Work task: Find every line in the data that contains the word "this". Return each of those lines.

Dataset items:
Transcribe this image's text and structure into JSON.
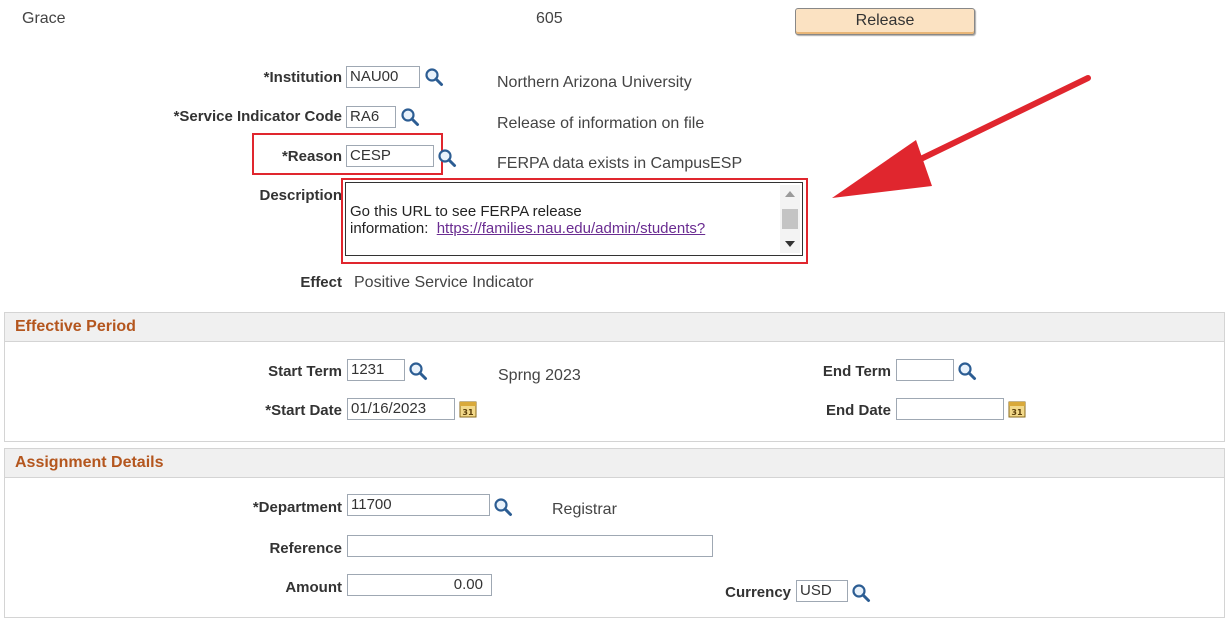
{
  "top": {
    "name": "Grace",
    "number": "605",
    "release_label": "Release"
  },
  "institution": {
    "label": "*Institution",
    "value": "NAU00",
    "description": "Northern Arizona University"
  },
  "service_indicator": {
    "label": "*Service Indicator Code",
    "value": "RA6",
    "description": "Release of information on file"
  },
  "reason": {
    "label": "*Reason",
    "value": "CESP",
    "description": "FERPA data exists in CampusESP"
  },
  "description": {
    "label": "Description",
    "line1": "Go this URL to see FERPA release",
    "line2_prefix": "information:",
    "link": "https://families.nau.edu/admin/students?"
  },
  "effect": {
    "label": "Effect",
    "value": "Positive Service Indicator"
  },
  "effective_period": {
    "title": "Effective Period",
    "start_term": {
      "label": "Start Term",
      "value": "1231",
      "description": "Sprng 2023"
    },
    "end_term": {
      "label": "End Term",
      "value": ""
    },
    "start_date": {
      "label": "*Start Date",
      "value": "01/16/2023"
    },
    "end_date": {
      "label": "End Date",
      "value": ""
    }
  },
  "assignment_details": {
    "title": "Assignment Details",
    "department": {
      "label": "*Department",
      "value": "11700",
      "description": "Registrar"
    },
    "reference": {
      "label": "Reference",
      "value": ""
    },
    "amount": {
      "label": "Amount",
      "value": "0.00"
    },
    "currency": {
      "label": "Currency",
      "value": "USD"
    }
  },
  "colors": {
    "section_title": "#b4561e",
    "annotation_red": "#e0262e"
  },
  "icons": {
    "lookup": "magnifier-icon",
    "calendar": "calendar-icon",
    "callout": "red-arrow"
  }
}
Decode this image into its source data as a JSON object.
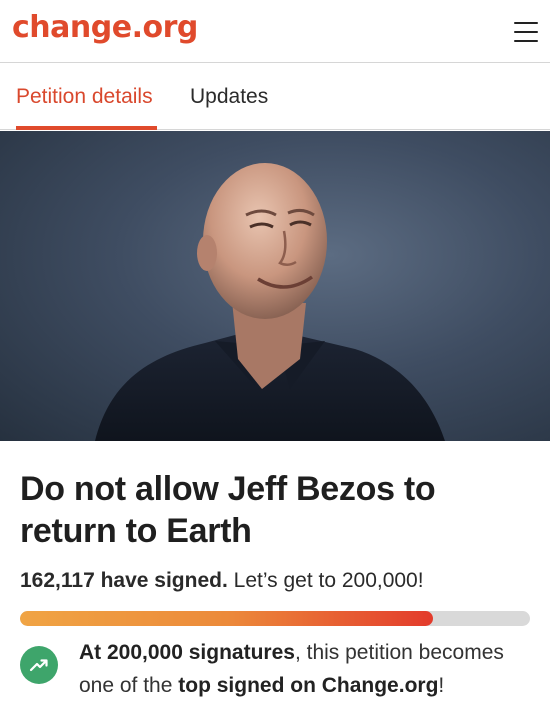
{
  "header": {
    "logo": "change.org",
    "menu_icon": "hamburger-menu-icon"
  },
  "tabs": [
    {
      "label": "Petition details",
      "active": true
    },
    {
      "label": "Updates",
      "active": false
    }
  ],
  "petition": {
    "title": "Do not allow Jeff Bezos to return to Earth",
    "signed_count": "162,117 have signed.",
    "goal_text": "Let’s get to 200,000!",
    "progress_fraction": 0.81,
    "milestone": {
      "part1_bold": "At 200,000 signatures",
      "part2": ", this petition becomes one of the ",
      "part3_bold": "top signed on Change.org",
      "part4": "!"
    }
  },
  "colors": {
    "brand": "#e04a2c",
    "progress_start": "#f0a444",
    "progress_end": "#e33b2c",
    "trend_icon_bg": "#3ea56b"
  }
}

Task output:
Transcribe this image's text and structure into JSON.
    "line1": "Go this URL to see FERPA release",
Decode this image into its source data as a JSON object.
      "part2": ", this petition becomes one of the ",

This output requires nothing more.